(Interface dataset entries)
==*==

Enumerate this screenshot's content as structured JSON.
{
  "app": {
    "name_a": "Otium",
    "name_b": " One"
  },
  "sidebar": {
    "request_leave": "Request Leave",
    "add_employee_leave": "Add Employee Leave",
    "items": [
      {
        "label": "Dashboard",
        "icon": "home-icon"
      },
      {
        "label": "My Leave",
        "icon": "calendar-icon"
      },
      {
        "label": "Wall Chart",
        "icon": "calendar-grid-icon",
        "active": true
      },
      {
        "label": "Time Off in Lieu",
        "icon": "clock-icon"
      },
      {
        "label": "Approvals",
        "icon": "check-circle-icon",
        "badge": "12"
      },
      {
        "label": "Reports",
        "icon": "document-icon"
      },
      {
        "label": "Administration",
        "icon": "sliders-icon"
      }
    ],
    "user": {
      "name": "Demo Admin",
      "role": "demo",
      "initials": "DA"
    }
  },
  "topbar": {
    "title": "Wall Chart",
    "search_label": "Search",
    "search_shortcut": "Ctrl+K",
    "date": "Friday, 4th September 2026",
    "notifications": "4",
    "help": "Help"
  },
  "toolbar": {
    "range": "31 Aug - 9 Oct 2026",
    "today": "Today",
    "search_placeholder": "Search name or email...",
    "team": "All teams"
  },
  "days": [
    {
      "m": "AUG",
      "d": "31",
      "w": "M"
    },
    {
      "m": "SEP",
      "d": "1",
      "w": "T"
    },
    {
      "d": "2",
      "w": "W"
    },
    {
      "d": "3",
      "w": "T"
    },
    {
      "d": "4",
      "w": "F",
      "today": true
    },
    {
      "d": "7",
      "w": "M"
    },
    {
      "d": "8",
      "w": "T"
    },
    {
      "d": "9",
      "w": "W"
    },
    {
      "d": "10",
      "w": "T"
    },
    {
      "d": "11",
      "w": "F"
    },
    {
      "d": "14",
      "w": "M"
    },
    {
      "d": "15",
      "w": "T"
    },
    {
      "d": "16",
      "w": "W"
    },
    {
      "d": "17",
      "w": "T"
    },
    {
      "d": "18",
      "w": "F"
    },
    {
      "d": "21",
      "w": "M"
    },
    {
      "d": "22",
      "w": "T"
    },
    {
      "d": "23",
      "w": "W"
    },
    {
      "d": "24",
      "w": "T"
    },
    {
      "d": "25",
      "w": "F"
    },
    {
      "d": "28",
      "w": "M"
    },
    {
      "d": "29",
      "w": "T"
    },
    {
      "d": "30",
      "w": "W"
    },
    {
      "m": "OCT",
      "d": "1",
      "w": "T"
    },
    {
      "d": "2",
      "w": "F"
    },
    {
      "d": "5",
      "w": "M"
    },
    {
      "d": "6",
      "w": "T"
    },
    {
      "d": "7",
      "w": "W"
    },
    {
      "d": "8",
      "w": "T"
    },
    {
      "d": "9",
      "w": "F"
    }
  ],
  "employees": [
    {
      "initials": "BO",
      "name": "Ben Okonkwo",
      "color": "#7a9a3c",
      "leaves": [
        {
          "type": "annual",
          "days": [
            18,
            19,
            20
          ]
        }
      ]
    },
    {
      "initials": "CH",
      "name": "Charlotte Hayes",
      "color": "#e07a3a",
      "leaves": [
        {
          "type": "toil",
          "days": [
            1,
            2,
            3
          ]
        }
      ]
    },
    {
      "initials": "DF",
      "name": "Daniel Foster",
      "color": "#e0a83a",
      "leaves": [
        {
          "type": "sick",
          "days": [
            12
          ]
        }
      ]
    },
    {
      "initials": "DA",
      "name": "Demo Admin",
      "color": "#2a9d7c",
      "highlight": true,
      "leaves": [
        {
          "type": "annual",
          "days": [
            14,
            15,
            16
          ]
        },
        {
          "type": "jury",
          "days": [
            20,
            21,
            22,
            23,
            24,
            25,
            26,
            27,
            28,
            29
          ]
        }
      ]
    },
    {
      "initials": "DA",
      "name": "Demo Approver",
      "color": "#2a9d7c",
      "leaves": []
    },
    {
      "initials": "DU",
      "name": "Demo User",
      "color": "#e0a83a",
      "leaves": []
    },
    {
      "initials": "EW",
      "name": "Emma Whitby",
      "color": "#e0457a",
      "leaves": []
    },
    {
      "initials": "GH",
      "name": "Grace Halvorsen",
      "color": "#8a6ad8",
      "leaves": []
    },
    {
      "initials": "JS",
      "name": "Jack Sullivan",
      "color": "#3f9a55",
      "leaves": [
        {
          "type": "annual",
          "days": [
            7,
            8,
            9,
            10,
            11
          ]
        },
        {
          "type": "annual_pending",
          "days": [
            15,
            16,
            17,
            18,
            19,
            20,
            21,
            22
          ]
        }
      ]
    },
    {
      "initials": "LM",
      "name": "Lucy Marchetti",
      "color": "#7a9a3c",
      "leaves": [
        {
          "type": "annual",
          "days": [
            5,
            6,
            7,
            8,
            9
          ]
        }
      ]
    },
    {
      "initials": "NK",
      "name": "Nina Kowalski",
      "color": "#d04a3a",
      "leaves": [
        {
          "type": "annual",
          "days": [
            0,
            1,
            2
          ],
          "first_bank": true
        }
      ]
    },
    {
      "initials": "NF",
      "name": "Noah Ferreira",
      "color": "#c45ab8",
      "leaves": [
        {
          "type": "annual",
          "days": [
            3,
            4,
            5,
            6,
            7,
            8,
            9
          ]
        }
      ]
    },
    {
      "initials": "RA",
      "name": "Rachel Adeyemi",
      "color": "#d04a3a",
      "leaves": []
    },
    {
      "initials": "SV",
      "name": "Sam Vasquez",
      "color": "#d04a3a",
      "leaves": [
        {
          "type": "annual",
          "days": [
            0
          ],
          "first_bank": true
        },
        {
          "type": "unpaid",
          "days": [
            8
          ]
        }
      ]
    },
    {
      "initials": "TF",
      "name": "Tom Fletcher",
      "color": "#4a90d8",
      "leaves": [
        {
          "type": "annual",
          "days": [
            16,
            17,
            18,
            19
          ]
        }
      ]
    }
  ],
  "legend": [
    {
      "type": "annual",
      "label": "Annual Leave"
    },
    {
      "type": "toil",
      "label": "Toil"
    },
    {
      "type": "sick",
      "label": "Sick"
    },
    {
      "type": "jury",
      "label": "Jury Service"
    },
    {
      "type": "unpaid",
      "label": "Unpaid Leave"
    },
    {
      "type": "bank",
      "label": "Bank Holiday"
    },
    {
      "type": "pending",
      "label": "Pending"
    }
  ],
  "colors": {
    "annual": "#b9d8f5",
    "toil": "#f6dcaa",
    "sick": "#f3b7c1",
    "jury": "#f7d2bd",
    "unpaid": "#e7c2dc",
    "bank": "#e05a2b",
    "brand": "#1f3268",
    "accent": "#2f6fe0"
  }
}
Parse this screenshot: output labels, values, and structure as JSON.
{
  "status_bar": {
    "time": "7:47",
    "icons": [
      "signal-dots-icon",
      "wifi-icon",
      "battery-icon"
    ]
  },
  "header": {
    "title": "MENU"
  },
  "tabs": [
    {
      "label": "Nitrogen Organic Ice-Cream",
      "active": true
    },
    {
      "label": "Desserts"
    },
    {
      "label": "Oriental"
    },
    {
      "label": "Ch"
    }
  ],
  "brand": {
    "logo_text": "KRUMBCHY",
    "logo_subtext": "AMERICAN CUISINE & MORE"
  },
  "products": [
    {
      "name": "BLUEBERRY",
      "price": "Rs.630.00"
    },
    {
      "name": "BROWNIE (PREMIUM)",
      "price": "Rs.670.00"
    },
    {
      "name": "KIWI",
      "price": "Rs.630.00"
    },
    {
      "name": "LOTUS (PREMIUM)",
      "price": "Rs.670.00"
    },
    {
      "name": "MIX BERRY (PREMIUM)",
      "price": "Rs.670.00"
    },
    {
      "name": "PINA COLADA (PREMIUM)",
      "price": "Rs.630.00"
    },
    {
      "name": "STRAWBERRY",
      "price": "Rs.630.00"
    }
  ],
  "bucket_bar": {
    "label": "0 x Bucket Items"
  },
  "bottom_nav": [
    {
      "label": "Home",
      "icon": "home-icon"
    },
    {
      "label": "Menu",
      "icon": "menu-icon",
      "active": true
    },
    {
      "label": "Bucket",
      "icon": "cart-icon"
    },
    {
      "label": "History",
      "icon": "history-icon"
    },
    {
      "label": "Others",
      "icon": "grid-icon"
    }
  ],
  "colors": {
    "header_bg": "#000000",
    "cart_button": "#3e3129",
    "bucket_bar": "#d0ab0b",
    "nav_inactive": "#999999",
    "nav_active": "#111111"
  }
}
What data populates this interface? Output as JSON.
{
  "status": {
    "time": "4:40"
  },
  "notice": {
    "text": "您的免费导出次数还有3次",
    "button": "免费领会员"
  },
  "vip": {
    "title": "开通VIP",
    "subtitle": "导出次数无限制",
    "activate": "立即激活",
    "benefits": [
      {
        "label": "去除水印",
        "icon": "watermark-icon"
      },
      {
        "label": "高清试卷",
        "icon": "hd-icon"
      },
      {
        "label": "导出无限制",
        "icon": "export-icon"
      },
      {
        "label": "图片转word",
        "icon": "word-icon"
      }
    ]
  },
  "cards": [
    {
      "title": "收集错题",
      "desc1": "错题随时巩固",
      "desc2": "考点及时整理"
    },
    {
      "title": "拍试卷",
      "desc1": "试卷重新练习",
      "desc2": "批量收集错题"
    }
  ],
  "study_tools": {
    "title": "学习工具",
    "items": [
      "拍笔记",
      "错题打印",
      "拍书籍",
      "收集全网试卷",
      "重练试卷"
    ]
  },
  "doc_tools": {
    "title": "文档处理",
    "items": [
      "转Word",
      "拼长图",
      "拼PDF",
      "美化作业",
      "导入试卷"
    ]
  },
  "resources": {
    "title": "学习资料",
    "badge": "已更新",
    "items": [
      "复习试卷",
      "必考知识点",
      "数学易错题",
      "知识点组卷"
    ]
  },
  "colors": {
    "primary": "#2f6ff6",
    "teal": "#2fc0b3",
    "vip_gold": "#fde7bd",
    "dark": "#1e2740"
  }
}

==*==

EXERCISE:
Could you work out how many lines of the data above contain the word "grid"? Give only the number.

PROBLEM SOLUTION:
2